"You talking to me, Jimmy?"
One of the major topics is the quest for truth as the narrator searches for the answers to the great questions of life, including religious truth. Prentice’s father is an atheist who has brought his children up to question everything and make their own decisions. He is therefore extremely disappointed when his son, perhaps in a fit of childhood rebellion, tells him that he believes in some form of higher power.
Fairness is something we made up. It’s an idea. The universe isn’t fair or unfair. It works by mathematics, physics, chemistry, and biochemistry. Things happen. It takes a mind to come along and call them fair or not.
The story takes place in Scotland and captures the atmosphere of the country perfectly from the stunning imagery of mountains, lochs, valley and cairns to the mundane details of everyday life. Oh, and there’s some drinking too - actually an awful lot of drinking with a variety of consequences, including a painfully funny account of an almighty Hogmanay hangover.
One of the stylistic features in Banks’ writing is frequently switching back and forth in time, even having flashbacks within flashbacks.
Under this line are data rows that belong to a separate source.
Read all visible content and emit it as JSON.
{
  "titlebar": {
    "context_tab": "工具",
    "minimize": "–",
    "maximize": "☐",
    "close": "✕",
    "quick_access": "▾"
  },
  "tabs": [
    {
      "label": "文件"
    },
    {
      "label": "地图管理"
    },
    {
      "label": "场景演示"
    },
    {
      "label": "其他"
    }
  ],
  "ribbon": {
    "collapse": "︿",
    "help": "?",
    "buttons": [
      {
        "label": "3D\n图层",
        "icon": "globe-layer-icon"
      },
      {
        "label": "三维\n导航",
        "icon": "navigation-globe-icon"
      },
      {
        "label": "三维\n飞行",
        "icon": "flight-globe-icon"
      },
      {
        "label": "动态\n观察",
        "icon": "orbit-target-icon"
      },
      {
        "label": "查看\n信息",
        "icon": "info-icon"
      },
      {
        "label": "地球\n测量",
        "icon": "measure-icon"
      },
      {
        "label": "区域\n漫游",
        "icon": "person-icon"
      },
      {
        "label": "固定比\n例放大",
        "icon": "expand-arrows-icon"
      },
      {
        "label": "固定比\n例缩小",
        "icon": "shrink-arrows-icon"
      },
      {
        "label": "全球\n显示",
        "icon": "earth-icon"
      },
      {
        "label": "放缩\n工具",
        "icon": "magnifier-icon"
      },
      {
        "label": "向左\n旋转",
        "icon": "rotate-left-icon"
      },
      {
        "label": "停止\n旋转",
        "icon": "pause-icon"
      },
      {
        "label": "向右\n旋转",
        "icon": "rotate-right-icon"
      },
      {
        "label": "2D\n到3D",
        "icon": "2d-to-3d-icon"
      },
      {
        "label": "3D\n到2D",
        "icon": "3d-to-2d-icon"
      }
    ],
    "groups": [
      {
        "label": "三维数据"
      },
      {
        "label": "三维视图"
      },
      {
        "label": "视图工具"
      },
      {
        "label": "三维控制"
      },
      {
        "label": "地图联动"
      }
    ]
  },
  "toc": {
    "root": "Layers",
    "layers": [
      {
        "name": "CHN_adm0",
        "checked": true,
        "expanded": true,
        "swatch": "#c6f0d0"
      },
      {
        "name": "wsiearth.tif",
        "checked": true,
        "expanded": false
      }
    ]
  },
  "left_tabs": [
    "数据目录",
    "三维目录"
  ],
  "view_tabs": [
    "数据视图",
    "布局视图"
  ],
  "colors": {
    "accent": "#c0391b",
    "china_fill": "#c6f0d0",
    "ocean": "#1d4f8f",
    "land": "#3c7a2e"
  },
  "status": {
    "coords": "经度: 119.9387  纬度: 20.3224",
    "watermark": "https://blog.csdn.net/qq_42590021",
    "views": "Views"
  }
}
While this confuses some (primarily those of a limited attention span), for me this non-linear narrative is handled very well. Banks only introduces background knowledge when it is relevant, for example helping to create more depth to a character. As the novel progresses, we discover that all the insignificant and apparently random movements in time contribute to the main plot. Moreover, this is exactly how our minds work in real life with memories being sparked by other events and then cascading to form a whole. Far from being a gimmick, this results in a more natural way of looking at things.
Another writing trait is the use of multiple voices and points of view, switching the narrative between Prentice and his father. Thus, we get a more balanced view than most books with a teenage protagonist, as we can also understand the father and his motivations. It is interesting to see the reasons for Kenneth’s actions as well as the reactions they provoke in his son. Given the multi-layered narrative, the quality of the dialogue is particularly impressive.
Prentice, have you been reading crime novels instead of your history books?
No. The worst crimes are always in the history books, anyway.
Speaking of history, the story is very precisely set in the early 90s with its references to the first Gulf War, the Thatcher government, the Poll Tax and, er, Lloyd Cole. The book gives a very specific snapshot of young people, their clothes and their music from that time (“when I started to understand the lyrics of a Cocteau Twins song, I knew I was wrecked”). In a way, it’s starting to feel like a period piece, but the book remains as sharp and witty as ever.
"Stone the crows"
The book has been adapted for a television series of the same name, starring Joseph McFadden as Prentice; Dougray Scott as his smart-alec, elder brother Lewis; and a young Peter Capaldi (the superb Malcolm Tucker in The Thick of It) as uncle Rory. Unlike many similar adaptations, this one was a high class, delicate and engaging production with Banks sending the producers a letter thanking them for “looking after my baby”.
The Crow Road may be Banks at his most bankable, but it’s also an extraordinary tale rendered so carefully that it feels universal. It has entertaining characters and situations, realistic relationships and problems with a solid and enthralling plot. Banks has said that he “wanted to write something big and a bit untidy, a bit scruffy in itself”. He’s done much more than that, but as a great man once said, “creative minds are rarely tidy”.